### THE PROBLEM
The answer must consist of each line below that contains the string "this".

### PROVIDED RECORDS
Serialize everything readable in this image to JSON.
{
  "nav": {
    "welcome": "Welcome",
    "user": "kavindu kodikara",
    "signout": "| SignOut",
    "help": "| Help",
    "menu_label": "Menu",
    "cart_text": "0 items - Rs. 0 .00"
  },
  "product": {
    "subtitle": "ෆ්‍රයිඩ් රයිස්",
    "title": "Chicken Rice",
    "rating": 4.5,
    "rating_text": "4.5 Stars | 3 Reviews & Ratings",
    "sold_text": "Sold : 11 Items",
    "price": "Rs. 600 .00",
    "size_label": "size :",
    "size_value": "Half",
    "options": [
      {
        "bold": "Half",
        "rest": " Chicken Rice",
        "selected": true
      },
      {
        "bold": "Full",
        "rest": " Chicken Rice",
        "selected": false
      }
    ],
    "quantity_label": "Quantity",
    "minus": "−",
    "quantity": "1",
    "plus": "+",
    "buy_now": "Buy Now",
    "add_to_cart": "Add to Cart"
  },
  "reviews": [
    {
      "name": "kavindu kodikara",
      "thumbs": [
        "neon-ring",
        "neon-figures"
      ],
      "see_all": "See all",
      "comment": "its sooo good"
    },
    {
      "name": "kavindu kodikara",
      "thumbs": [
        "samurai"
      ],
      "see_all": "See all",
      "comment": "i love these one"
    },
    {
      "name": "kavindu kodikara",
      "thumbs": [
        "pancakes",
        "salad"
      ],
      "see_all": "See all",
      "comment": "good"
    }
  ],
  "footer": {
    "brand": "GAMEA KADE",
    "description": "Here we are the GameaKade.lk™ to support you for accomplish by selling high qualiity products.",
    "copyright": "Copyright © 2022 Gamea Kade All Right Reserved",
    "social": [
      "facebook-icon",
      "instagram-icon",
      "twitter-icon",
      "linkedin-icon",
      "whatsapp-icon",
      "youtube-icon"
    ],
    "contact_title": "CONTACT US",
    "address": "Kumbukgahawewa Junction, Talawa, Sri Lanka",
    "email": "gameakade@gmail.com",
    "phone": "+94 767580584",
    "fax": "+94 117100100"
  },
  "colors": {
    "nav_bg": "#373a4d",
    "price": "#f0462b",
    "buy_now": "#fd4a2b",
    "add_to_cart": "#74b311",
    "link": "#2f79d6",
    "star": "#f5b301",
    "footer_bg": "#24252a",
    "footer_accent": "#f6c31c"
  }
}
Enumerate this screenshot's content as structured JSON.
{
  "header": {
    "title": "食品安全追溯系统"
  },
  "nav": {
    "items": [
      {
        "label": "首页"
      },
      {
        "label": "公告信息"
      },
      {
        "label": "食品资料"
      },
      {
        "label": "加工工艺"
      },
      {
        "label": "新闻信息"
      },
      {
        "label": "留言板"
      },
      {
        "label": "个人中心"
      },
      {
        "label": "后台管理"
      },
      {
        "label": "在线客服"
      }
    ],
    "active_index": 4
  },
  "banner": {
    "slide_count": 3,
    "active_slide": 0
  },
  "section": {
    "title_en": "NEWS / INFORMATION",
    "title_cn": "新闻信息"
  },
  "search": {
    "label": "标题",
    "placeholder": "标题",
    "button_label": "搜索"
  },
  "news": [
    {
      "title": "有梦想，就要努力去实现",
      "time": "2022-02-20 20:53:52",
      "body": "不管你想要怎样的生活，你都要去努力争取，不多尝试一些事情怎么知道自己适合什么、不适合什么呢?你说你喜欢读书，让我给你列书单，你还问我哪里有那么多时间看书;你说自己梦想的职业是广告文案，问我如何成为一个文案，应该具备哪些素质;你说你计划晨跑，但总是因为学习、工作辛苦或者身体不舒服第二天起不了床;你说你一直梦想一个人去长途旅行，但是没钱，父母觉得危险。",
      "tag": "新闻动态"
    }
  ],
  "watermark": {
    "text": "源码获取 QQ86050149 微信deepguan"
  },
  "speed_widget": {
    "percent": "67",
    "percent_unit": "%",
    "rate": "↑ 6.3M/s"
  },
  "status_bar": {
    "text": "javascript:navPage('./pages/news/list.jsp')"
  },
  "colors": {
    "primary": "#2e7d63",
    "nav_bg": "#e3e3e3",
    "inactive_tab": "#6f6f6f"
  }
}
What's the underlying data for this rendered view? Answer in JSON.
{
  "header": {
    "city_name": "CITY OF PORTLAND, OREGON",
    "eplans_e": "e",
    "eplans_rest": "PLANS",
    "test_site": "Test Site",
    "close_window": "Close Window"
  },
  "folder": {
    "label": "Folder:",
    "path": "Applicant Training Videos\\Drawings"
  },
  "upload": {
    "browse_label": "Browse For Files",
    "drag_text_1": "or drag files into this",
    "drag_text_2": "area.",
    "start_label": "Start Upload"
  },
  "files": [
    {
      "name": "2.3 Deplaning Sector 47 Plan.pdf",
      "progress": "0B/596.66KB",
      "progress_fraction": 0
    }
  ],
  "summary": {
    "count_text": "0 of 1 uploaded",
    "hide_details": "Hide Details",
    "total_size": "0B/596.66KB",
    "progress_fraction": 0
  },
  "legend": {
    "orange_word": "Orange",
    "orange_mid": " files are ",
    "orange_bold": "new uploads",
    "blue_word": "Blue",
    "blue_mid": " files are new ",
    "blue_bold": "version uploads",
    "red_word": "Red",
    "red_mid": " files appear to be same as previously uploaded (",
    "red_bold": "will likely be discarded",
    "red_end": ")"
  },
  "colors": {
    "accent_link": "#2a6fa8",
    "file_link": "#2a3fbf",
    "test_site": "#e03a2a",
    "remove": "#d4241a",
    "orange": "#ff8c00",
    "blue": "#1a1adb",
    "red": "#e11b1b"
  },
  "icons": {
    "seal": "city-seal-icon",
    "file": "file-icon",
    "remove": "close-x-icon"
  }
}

### ANSWER FOR THE TASK
Serialize everything readable in this image to JSON.
Enumerate this screenshot's content as structured JSON.
What's the underlying data for this rendered view? Answer in JSON.
    "drag_text_1": "or drag files into this",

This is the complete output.